The cutest detail in the whole pattern is the bow trim on the bodice, I think! I chose chocolate brown ribbon to contrast with the burgundy crepe/faille fabric.
I love the pattern so much that I think I’ll have to whip up a few more dresses from the same design! Right now all my sewing time is going into finishing my upcoming pattern for “Liesl’s Edelweiss Dress”, but once that project is done I would love to create several more from this pattern. This is one of those dress styles where you think, “I’ll take one in every color, please!”
Oh, and the hat! This is a vintage hat which I purchased while in London last fall on my historical costume trip. How neat to have something that was once worn in London during the 1940s – I wonder who wore it and what occasions she used it for?
So that’s my latest vintage creation! This pattern was wonderful to work with, and really very straightforward. It is quite fitted in the bodice, so it might be a good idea to cut it out a size larger if you want a bit more room. I think that Hollywood Pattern #1059 is not at all rare (there are several listed for sale on Ebay and Etsy at the moment), so it should be fairly easy to find.
I hope you all have a wonderful week!
Posted by Edelweiss Patterns on January 26, 2014
I have just put together an eleven minute video taking you on a tour of all the Pride & Prejudice film locations I visited in England last fall, along with some video clips of the Grand Regency Ball from the Jane Austen Festival 2013! I have set up this video to run in chronological order, as if you were watching the 1995 version of Pride & Prejudice (minus the words, of course).

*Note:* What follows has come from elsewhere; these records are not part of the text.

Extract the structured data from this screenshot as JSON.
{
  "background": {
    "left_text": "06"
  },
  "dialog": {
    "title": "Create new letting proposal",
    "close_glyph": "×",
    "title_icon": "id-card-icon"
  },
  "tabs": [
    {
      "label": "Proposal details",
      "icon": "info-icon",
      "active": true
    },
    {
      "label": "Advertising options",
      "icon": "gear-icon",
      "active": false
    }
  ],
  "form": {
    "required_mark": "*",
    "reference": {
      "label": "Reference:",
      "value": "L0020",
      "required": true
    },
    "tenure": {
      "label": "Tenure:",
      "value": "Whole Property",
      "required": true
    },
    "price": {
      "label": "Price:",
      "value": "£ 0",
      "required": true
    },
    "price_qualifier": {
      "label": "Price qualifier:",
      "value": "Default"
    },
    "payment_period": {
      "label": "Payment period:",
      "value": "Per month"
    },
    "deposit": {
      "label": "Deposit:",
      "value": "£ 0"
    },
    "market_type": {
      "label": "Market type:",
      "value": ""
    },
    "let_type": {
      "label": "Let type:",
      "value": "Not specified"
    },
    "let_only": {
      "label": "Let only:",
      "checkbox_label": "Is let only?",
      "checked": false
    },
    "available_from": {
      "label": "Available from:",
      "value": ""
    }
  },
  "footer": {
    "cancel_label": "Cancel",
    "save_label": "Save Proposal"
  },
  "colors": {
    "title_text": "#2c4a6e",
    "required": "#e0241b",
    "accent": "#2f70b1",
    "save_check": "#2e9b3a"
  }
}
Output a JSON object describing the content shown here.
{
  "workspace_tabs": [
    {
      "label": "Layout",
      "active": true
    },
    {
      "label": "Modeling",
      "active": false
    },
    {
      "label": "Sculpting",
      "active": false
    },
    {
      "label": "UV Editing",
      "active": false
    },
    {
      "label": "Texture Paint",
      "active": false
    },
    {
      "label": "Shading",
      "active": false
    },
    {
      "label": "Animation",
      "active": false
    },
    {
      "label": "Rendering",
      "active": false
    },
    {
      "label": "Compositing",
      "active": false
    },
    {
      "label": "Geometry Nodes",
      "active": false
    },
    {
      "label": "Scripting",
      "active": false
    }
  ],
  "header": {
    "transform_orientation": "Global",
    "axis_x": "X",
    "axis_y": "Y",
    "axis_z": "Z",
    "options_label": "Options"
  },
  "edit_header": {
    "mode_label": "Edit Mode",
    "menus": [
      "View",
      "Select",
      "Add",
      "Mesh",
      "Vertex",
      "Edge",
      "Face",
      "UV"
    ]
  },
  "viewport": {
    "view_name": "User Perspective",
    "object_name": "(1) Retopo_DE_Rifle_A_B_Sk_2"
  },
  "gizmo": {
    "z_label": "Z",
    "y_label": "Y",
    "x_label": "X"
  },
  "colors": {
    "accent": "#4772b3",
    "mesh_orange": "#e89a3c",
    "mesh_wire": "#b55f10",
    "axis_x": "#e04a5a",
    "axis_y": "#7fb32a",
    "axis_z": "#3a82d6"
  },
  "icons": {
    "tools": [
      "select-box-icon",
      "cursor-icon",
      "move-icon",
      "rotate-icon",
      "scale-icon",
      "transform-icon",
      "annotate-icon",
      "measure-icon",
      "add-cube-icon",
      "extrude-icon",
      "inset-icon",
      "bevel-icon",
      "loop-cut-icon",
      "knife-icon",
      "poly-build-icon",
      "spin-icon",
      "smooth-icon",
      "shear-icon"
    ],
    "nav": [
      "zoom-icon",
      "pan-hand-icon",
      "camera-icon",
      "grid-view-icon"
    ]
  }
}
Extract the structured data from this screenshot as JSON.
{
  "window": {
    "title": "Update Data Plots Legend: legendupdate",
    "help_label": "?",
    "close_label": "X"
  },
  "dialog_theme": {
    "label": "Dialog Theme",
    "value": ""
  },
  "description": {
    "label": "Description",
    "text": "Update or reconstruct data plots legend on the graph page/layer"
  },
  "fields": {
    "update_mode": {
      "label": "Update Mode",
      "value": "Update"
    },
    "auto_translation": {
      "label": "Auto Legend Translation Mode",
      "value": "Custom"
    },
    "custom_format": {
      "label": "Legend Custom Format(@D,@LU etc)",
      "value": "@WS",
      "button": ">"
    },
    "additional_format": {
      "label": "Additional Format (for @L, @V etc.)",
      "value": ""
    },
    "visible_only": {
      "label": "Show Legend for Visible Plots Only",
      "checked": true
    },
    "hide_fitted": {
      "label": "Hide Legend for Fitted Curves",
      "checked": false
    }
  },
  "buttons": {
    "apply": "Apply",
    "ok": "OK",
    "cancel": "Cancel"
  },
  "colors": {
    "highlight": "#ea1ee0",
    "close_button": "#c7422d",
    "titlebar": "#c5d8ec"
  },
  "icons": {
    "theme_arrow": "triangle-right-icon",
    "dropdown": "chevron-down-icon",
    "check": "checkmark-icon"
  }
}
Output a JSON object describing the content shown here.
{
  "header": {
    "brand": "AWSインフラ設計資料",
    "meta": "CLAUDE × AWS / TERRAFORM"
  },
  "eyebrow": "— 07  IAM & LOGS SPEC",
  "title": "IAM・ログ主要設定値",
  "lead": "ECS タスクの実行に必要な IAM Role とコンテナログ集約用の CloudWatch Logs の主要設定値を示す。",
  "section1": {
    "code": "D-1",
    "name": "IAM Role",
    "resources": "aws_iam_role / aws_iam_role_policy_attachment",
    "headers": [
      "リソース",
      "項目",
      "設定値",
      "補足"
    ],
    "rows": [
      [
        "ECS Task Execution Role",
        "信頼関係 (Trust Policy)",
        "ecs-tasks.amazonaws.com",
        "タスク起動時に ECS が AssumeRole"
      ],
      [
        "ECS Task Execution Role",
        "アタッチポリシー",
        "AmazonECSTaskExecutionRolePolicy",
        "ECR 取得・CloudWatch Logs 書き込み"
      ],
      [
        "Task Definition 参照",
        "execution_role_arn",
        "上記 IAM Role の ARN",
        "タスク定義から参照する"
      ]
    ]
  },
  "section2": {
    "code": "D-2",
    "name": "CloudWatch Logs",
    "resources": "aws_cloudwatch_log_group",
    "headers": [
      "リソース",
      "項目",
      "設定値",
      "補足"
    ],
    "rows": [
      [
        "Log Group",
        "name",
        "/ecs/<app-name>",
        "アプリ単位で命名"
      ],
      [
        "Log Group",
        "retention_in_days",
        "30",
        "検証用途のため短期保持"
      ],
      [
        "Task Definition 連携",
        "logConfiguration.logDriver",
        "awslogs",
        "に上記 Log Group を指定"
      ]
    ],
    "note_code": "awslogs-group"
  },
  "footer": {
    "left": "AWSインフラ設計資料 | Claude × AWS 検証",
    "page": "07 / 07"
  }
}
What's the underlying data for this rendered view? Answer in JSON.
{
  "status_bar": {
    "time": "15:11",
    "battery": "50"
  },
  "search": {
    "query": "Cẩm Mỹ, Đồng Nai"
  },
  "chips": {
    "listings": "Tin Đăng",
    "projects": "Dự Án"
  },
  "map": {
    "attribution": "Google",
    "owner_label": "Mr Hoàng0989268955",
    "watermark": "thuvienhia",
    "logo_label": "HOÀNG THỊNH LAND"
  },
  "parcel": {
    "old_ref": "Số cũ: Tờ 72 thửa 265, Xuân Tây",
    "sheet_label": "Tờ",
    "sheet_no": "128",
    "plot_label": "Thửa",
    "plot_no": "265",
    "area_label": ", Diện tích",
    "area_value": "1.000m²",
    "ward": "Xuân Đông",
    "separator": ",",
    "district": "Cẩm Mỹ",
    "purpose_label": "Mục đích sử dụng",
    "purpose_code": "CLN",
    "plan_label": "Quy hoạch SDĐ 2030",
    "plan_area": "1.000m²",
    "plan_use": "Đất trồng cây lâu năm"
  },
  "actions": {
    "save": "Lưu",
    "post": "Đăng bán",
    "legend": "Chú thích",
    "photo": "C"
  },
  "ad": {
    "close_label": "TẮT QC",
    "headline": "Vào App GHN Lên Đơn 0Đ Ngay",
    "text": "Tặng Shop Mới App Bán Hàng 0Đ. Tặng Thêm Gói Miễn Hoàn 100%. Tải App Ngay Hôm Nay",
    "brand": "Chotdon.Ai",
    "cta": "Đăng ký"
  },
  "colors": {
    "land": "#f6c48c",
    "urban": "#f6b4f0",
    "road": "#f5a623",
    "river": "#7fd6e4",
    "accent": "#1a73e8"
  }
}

In each location I wore a costume reproduction of either Elizabeth Bennet’s or Georgiana Darcy’s film wardrobe, though in the room where Mr. Darcy proposed to Elizabeth I had to wear a reproduction of a Jane Bennet Regency day dress, and at the interior of Pemberly I had to wear my Georgiana Darcy costume for the Elizabeth Bennet “scenes”. (Because I could only wear one outfit a day, I was not able to change for each location.)
Traveling to all these locations on various days and realizing how many different places were used for even just one scene gave me a tiny glimpse into what would have gone into the making of Pride & Prejudice. And once I started making the video, I realized even more how much the scenes “jump around” from place to place! For instance, Mr. Darcy’s letter begins at “Rosings Park” (Belton House in real life), then transitions to the exterior of “Pemberly” (Lyme Park). Next we see Mr. Darcy and Mr. Wickham at “Cambridge” (the interior of the Lacock Abbey in real life), then it cuts to the interior of “Pemberly” (Sudburry Hall) where Mr. Wickham receives his check of 3,000 pounds from Mr. Darcy and bumps into Georgiana. And the funny thing is that we were at those locations on four totally separate days – so you can see how it would be difficult in making a film to keep the continuity with all those different locations! (NOTE: The video is embedded in this blog post below, but in case you can’t see it the link to the video on Youtube is here.)
Do be advised that if you are not a diehard Pride & Prejudice (1995) fan, you may not understand the pink swirling fabric at the intro, or the change of locations during Mr. Darcy’s letter, or the skipping at Longbourn…. But I sincerely hope that everyone who follows my blog is as big of a Pride & Prejudice fan as I am, and will get the point of why I did what I did with the music, pictures, and video at the exact timing that it was in the film. If you don’t recognize all the shots, I would recommend watching all four episodes of this BBC adaptation ASAP.!:) It is one of the greatest pieces of television of all times, and will surely lift your spirits.
I hope you all enjoy this trip into the English countryside, and I hope you can feel as if you just visited the spots I saw in Jane Austen’s beloved England along with the rest of our group. And for any of you who didn’t follow my blog while I was in England, I have very detailed posts about the tour and about my costumes that I recreated if you go back to the “Archives” section from September 2013-November 2013 (in the sidebar of this blog).
Have a marvelous week!